The Baltimore region is blessed with a large number of grant makers: corporate giving programs, family and private foundations (local and national), giving circles, and donor-advised funds. The grant-making community in our area is alive, well - and very worried.
Bad economic times mean greater challenges in meeting even the most basic human needs for food, shelter, and clothing. These conditions impact the very groups that serve the needy. We have already heard about a small community organization that bought office equipment with a loan it is now unable to repay. A building campaign at an area university will not go forward because the institution's line of credit has been revoked. A Baltimore nonprofit finds itself with just a 2 percent cash reserve, not enough to meet its budget as annual fundraising fails to meet targeted goals.
Bad economic times hit grant makers hard, too. Foundation assets are shrinking rapidly, with some down by 30 percent or more this year. The corporate world is changing and putting corporate giving programs in double jeopardy: declining profits coupled with loss of local control. Family foundations are seeing their investment returns decrease just when many have made multiple-year commitments to causes they believe in.
But grant making is based on optimism and a conviction that we as grant makers can make the world a better place by funding worthy causes. Our optimism is being sorely tested. Grant makers have an obligation to reach out in times like these to help the needy and to increase that help if they can. But many also feel an obligation to the donors who established the philanthropy in perpetuity, believing that a foundation's assets should be preserved so that the funds can continue to provide resources for future needs.
It is challenging to determine how best to balance the need to preserve grant-making capital with responding to requests that are important for the health of our region. Each grant maker will decide how conservative or aggressive it should be for 2009. Some foundations will choose to slow the payout of grants already committed. Others will stop making multi-year pledges. A few may have to consider revoking grants already made. And some will dig a little deeper to respond to this storm. All will be looking more carefully at how their grantees manage and plan for difficult times.
We give to our communities because we can and because we care. We are optimists because we know that we can make our world a better place. We must commit ourselves to that purpose, and respond as generously as possible now more than ever.

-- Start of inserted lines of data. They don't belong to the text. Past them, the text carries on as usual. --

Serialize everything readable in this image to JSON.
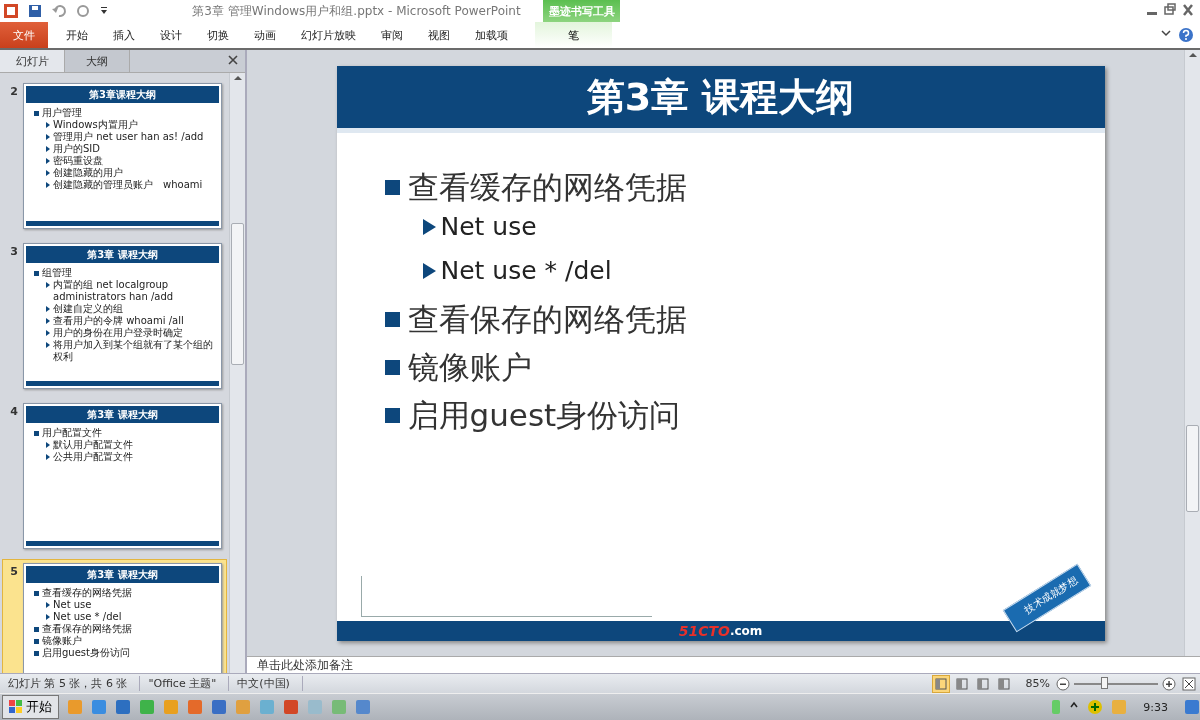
{
  "window": {
    "title": "第3章 管理Windows用户和组.pptx - Microsoft PowerPoint"
  },
  "ribbon": {
    "tabs": [
      {
        "label": "文件",
        "kind": "file",
        "selected": false
      },
      {
        "label": "开始",
        "kind": "tab",
        "selected": false
      },
      {
        "label": "插入",
        "kind": "tab",
        "selected": false
      },
      {
        "label": "设计",
        "kind": "tab",
        "selected": false
      },
      {
        "label": "切换",
        "kind": "tab",
        "selected": false
      },
      {
        "label": "动画",
        "kind": "tab",
        "selected": false
      },
      {
        "label": "幻灯片放映",
        "kind": "tab",
        "selected": false
      },
      {
        "label": "审阅",
        "kind": "tab",
        "selected": false
      },
      {
        "label": "视图",
        "kind": "tab",
        "selected": false
      },
      {
        "label": "加载项",
        "kind": "tab",
        "selected": false
      }
    ],
    "contextual": {
      "group": "墨迹书写工具",
      "tab": "笔"
    }
  },
  "pane": {
    "tabs": [
      {
        "label": "幻灯片",
        "selected": true
      },
      {
        "label": "大纲",
        "selected": false
      }
    ]
  },
  "thumbnails": [
    {
      "number": "2",
      "selected": false,
      "title": "第3章课程大纲",
      "bullets": [
        {
          "text": "用户管理",
          "children": [
            {
              "text": "Windows内置用户"
            },
            {
              "text": "管理用户 net user han as! /add"
            },
            {
              "text": "用户的SID"
            },
            {
              "text": "密码重设盘"
            },
            {
              "text": "创建隐藏的用户"
            },
            {
              "text": "创建隐藏的管理员账户　whoami"
            }
          ]
        }
      ]
    },
    {
      "number": "3",
      "selected": false,
      "title": "第3章 课程大纲",
      "bullets": [
        {
          "text": "组管理",
          "children": [
            {
              "text": "内置的组 net localgroup administrators han /add"
            },
            {
              "text": "创建自定义的组"
            },
            {
              "text": "查看用户的令牌 whoami /all"
            },
            {
              "text": "用户的身份在用户登录时确定"
            },
            {
              "text": "将用户加入到某个组就有了某个组的权利"
            }
          ]
        }
      ]
    },
    {
      "number": "4",
      "selected": false,
      "title": "第3章 课程大纲",
      "bullets": [
        {
          "text": "用户配置文件",
          "children": [
            {
              "text": "默认用户配置文件"
            },
            {
              "text": "公共用户配置文件"
            }
          ]
        }
      ]
    },
    {
      "number": "5",
      "selected": true,
      "title": "第3章 课程大纲",
      "bullets": [
        {
          "text": "查看缓存的网络凭据",
          "children": [
            {
              "text": "Net use"
            },
            {
              "text": "Net use * /del"
            }
          ]
        },
        {
          "text": "查看保存的网络凭据"
        },
        {
          "text": "镜像账户"
        },
        {
          "text": "启用guest身份访问"
        }
      ]
    }
  ],
  "slide": {
    "title": "第3章 课程大纲",
    "bullets": [
      {
        "text": "查看缓存的网络凭据",
        "children": [
          {
            "text": "Net use"
          },
          {
            "text": "Net use * /del"
          }
        ]
      },
      {
        "text": "查看保存的网络凭据"
      },
      {
        "text": "镜像账户"
      },
      {
        "text": "启用guest身份访问"
      }
    ],
    "logo": {
      "main": "51CTO",
      "suffix": ".com"
    },
    "badge": "技术成就梦想"
  },
  "notes": {
    "placeholder": "单击此处添加备注"
  },
  "status_bar": {
    "items": [
      "幻灯片 第 5 张，共 6 张",
      "\"Office 主题\"",
      "中文(中国)"
    ],
    "views": [
      {
        "selected": true
      },
      {
        "selected": false
      },
      {
        "selected": false
      },
      {
        "selected": false
      }
    ],
    "zoom": "85%",
    "level": 0.37
  },
  "taskbar": {
    "start": "开始",
    "time": "9:33"
  }
}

Lynn Homeier Rauch is trustee of the Kentfields Foundation and president of the Association of Baltimore Area Grantmakers. Betsy S. Nelson is executive director of the association.